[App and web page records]
|---|

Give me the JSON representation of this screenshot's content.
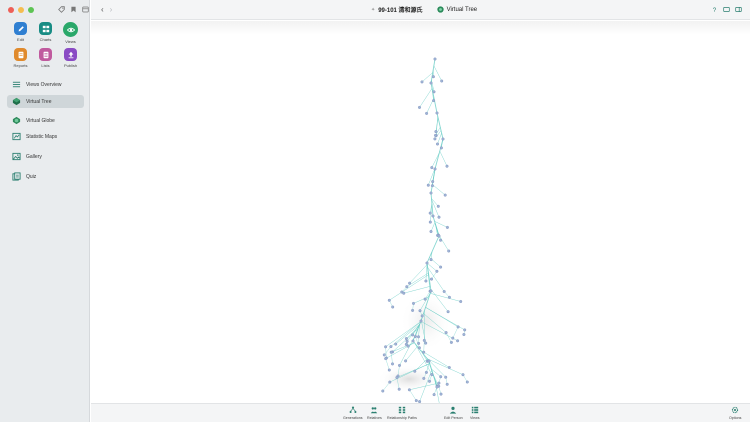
{
  "sidebar": {
    "modules": [
      {
        "label": "Edit",
        "icon": "pencil-icon",
        "color": "#2f7fd1",
        "active": false
      },
      {
        "label": "Charts",
        "icon": "charts-icon",
        "color": "#178c84",
        "active": false
      },
      {
        "label": "Views",
        "icon": "eye-icon",
        "color": "#2aa86a",
        "active": true
      },
      {
        "label": "Reports",
        "icon": "reports-icon",
        "color": "#e08a2c",
        "active": false
      },
      {
        "label": "Lists",
        "icon": "lists-icon",
        "color": "#c05a9e",
        "active": false
      },
      {
        "label": "Publish",
        "icon": "publish-icon",
        "color": "#8a4bc4",
        "active": false
      }
    ],
    "nav_items": [
      {
        "label": "Views Overview",
        "icon": "list-lines-icon"
      },
      {
        "label": "Virtual Tree",
        "icon": "tree-icon",
        "selected": true
      },
      {
        "label": "Virtual Globe",
        "icon": "globe-icon"
      },
      {
        "label": "Statistic Maps",
        "icon": "map-icon"
      },
      {
        "label": "Gallery",
        "icon": "gallery-icon"
      },
      {
        "label": "Quiz",
        "icon": "quiz-icon"
      }
    ]
  },
  "titlebar": {
    "tree_name": "99-101 清和源氏",
    "view_name": "Virtual Tree"
  },
  "bottombar": {
    "buttons": [
      {
        "label": "Generations",
        "icon": "generations-icon"
      },
      {
        "label": "Relatives",
        "icon": "relatives-icon"
      },
      {
        "label": "Relationship Paths",
        "icon": "relationship-paths-icon"
      },
      {
        "label": "Edit Person",
        "icon": "edit-person-icon"
      },
      {
        "label": "Views",
        "icon": "views-icon"
      },
      {
        "label": "Options",
        "icon": "options-gear-icon"
      }
    ]
  },
  "colors": {
    "accent": "#2aa86a",
    "tree_branch": "#5fc9c2",
    "tree_node": "#9fb3d6"
  }
}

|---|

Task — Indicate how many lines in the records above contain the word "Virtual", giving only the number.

Response to this exercise — 3